The output must match the entries below exactly.

──────── Dataset excerpts

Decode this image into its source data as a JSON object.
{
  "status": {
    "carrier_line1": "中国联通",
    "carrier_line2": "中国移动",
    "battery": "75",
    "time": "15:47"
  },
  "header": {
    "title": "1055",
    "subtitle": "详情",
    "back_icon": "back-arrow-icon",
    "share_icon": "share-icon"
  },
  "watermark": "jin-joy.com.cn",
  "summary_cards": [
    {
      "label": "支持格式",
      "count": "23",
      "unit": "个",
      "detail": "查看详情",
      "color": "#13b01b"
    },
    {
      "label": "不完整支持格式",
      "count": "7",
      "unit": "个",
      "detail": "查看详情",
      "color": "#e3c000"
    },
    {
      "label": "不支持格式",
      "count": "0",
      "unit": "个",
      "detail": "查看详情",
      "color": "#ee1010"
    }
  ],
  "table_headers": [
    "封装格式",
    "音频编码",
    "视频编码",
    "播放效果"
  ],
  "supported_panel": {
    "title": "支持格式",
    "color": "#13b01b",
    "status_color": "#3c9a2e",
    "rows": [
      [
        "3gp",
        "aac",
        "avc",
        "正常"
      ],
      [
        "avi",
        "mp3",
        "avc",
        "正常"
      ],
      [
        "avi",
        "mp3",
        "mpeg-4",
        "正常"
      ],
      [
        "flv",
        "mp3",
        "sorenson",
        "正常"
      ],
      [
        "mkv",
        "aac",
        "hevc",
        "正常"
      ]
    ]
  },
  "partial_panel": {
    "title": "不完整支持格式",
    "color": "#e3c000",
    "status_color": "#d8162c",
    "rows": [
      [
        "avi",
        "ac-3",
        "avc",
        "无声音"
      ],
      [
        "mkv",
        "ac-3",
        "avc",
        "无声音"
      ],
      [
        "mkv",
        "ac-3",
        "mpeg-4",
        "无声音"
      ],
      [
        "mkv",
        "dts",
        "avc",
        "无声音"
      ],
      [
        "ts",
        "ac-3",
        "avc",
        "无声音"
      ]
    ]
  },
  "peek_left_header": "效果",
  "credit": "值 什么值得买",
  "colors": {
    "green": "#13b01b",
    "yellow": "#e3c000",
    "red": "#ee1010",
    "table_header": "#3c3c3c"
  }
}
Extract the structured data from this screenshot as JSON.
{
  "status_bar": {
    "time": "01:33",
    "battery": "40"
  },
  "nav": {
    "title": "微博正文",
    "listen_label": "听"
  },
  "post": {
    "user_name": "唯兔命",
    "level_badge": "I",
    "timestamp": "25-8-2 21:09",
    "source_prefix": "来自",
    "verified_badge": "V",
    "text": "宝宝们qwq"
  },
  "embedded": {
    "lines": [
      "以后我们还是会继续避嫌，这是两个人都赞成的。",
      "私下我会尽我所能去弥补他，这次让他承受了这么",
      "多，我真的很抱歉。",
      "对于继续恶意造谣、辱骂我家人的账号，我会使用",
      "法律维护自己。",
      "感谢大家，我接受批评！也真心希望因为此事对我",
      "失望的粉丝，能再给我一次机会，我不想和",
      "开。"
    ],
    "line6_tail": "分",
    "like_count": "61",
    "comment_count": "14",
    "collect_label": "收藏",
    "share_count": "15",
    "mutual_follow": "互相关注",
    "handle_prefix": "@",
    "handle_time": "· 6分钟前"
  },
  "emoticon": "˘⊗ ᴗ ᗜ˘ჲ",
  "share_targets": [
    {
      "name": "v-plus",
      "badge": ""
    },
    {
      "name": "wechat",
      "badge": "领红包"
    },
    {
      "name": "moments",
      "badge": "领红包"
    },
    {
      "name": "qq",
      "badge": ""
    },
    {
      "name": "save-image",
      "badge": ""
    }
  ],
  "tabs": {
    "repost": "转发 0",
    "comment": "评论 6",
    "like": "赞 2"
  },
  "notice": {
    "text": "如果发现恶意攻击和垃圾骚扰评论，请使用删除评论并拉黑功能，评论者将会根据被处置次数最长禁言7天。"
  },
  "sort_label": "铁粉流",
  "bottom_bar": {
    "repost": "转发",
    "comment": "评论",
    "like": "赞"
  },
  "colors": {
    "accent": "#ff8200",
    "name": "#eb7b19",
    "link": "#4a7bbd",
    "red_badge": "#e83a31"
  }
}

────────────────

» Solution below:
Decode this image into its source data as a JSON object.
{
  "status": {
    "carrier_line1": "中国联通",
    "carrier_line2": "中国移动",
    "battery": "75",
    "time": "15:47"
  },
  "header": {
    "title": "1055",
    "subtitle": "详情",
    "back_icon": "back-arrow-icon",
    "share_icon": "share-icon"
  },
  "watermark": "jin-joy.com.cn",
  "summary_cards": [
    {
      "label": "支持格式",
      "count": "23",
      "unit": "个",
      "detail": "查看详情",
      "color": "#13b01b"
    },
    {
      "label": "不完整支持格式",
      "count": "7",
      "unit": "个",
      "detail": "查看详情",
      "color": "#e3c000"
    },
    {
      "label": "不支持格式",
      "count": "0",
      "unit": "个",
      "detail": "查看详情",
      "color": "#ee1010"
    }
  ],
  "table_headers": [
    "封装格式",
    "音频编码",
    "视频编码",
    "播放效果"
  ],
  "supported_panel": {
    "title": "支持格式",
    "color": "#13b01b",
    "status_color": "#3c9a2e",
    "rows": [
      [
        "3gp",
        "aac",
        "avc",
        "正常"
      ],
      [
        "avi",
        "mp3",
        "avc",
        "正常"
      ],
      [
        "avi",
        "mp3",
        "mpeg-4",
        "正常"
      ],
      [
        "flv",
        "mp3",
        "sorenson",
        "正常"
      ],
      [
        "mkv",
        "aac",
        "hevc",
        "正常"
      ]
    ]
  },
  "partial_panel": {
    "title": "不完整支持格式",
    "color": "#e3c000",
    "status_color": "#d8162c",
    "rows": [
      [
        "avi",
        "ac-3",
        "avc",
        "无声音"
      ],
      [
        "mkv",
        "ac-3",
        "avc",
        "无声音"
      ],
      [
        "mkv",
        "ac-3",
        "mpeg-4",
        "无声音"
      ],
      [
        "mkv",
        "dts",
        "avc",
        "无声音"
      ],
      [
        "ts",
        "ac-3",
        "avc",
        "无声音"
      ]
    ]
  },
  "peek_left_header": "效果",
  "credit": "值 什么值得买",
  "colors": {
    "green": "#13b01b",
    "yellow": "#e3c000",
    "red": "#ee1010",
    "table_header": "#3c3c3c"
  }
}
Extract the structured data from this screenshot as JSON.
{
  "status_bar": {
    "time": "01:33",
    "battery": "40"
  },
  "nav": {
    "title": "微博正文",
    "listen_label": "听"
  },
  "post": {
    "user_name": "唯兔命",
    "level_badge": "I",
    "timestamp": "25-8-2 21:09",
    "source_prefix": "来自",
    "verified_badge": "V",
    "text": "宝宝们qwq"
  },
  "embedded": {
    "lines": [
      "以后我们还是会继续避嫌，这是两个人都赞成的。",
      "私下我会尽我所能去弥补他，这次让他承受了这么",
      "多，我真的很抱歉。",
      "对于继续恶意造谣、辱骂我家人的账号，我会使用",
      "法律维护自己。",
      "感谢大家，我接受批评！也真心希望因为此事对我",
      "失望的粉丝，能再给我一次机会，我不想和",
      "开。"
    ],
    "line6_tail": "分",
    "like_count": "61",
    "comment_count": "14",
    "collect_label": "收藏",
    "share_count": "15",
    "mutual_follow": "互相关注",
    "handle_prefix": "@",
    "handle_time": "· 6分钟前"
  },
  "emoticon": "˘⊗ ᴗ ᗜ˘ჲ",
  "share_targets": [
    {
      "name": "v-plus",
      "badge": ""
    },
    {
      "name": "wechat",
      "badge": "领红包"
    },
    {
      "name": "moments",
      "badge": "领红包"
    },
    {
      "name": "qq",
      "badge": ""
    },
    {
      "name": "save-image",
      "badge": ""
    }
  ],
  "tabs": {
    "repost": "转发 0",
    "comment": "评论 6",
    "like": "赞 2"
  },
  "notice": {
    "text": "如果发现恶意攻击和垃圾骚扰评论，请使用删除评论并拉黑功能，评论者将会根据被处置次数最长禁言7天。"
  },
  "sort_label": "铁粉流",
  "bottom_bar": {
    "repost": "转发",
    "comment": "评论",
    "like": "赞"
  },
  "colors": {
    "accent": "#ff8200",
    "name": "#eb7b19",
    "link": "#4a7bbd",
    "red_badge": "#e83a31"
  }
}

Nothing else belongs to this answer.